- _RECORDS SUPPLIED_:

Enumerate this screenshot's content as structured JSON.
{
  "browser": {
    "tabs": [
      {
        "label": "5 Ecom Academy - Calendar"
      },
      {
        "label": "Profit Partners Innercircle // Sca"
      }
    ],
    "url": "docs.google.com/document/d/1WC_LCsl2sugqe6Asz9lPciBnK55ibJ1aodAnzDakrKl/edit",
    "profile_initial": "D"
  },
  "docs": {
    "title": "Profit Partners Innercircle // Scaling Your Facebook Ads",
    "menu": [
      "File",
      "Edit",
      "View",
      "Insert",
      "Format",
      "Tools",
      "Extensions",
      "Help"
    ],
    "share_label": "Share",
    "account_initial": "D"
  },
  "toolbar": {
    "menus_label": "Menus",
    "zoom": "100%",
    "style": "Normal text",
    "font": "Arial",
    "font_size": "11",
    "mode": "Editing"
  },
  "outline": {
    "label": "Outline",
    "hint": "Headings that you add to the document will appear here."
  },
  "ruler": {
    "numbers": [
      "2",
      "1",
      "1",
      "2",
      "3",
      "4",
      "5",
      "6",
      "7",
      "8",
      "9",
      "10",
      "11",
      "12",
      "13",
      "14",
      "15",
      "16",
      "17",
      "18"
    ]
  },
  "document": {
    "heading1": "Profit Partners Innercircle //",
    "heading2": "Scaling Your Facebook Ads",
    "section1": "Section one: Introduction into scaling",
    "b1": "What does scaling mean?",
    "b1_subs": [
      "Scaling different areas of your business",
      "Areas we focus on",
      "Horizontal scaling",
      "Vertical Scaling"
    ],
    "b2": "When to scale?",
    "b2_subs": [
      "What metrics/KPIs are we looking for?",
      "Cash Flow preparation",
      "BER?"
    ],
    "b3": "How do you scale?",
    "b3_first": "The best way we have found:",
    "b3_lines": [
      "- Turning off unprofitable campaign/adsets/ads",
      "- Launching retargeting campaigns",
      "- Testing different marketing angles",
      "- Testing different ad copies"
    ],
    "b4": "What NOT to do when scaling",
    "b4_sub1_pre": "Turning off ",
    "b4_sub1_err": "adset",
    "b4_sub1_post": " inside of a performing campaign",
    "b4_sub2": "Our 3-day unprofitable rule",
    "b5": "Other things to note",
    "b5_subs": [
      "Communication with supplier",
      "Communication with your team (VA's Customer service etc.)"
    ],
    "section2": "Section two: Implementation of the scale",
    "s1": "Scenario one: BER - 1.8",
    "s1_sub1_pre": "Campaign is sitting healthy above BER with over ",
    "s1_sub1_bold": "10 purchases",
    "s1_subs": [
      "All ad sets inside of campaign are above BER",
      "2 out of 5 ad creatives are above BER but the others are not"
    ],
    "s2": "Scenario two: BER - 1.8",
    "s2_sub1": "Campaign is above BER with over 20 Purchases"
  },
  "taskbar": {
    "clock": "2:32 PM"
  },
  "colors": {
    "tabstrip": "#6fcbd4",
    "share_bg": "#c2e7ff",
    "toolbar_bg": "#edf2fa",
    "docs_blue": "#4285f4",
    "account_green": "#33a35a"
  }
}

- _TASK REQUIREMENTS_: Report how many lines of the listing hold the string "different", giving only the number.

- _EXERCISE OUTPUT_: 3